The missing Caravaggio
painting, Nativity with St. Francis and St. Lawrence
(1609) was stolen from the altar of Palermo’s Oratory of San Lorenzo in 1969, a theft that is currently ranked number two on the FBI’s Top Ten Art Crimes list. In the years since, various former mafia members have told wild tales about the painting’s fate: that it was eaten mice, used as a bedside carpet, burned in a fire. But on Wednesday of last week, an Italian parliamentary body called the Antimafia Commission congregated in the oratory to present new evidence that the masterpiece could still be found. A more recent defector
from the mob, Gaetano Grado, told the commission in May 2017 that he had personally tracked down the painting after the theft and that his boss, Gaetano Badalamenti, had enlisted the help of a now-deceased Swiss art dealer who suggested cutting the painting up in order to be able to sell it.

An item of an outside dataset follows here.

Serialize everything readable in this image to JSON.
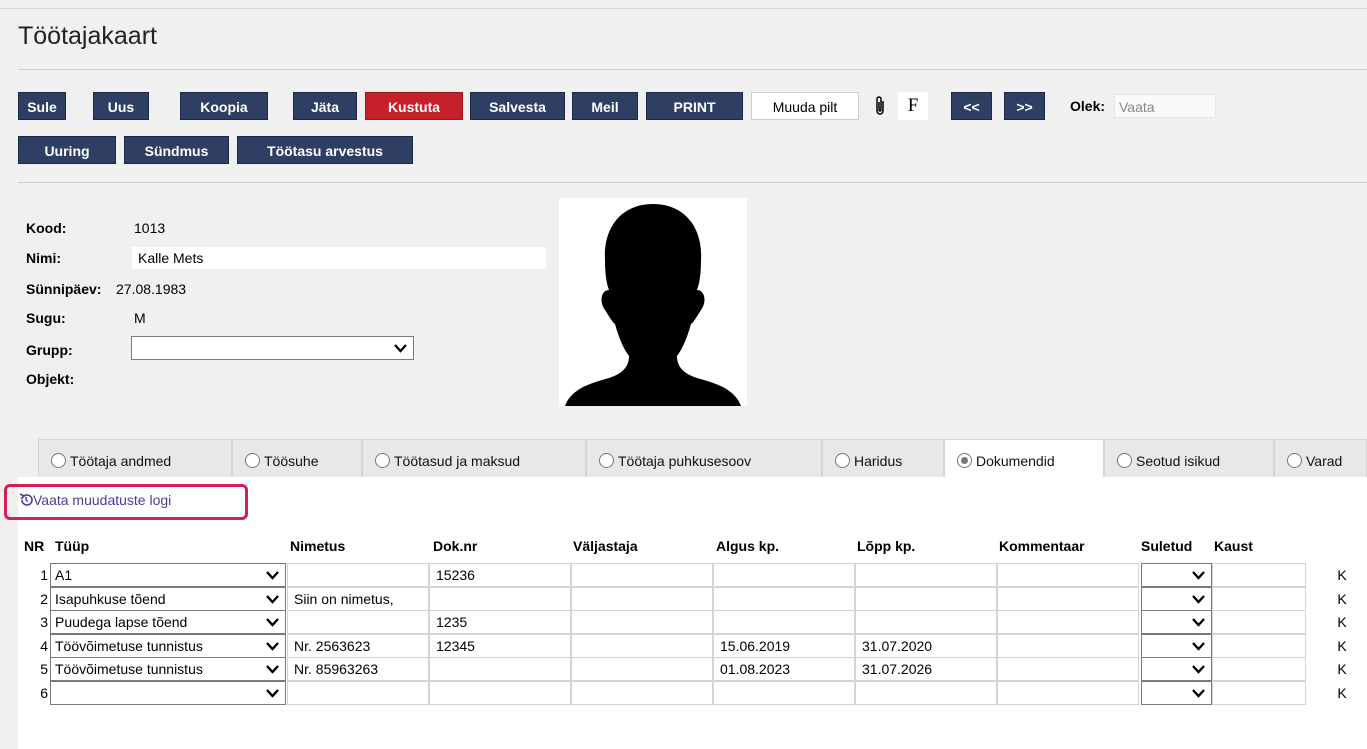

A high ranking member of the commision cited Grado’s first-hand knowledge of the theft as reason to believe his claim, reigniting hope that the painting—or parts of it—may still be found and convincing Palermo prosecutors to investigate the theft anew. But others don’t buy Grado’s story. Bernardo Tortorici di Raffadali, president of the cultural association that currently manages the Oratory, said that the work would have been “extremely complicated,” to move because of the canvas’ scale and cited the “surgical precision” with which the canvas was removed from its frame as evidence that the theft was commissioned from a large, professional crew rather than a few local thieves. Rosy Bindi who leads the commission noted she believes the thieves were, “under the guidance of two experts in art thefts,” but that this didn’t discredit Grado’s account.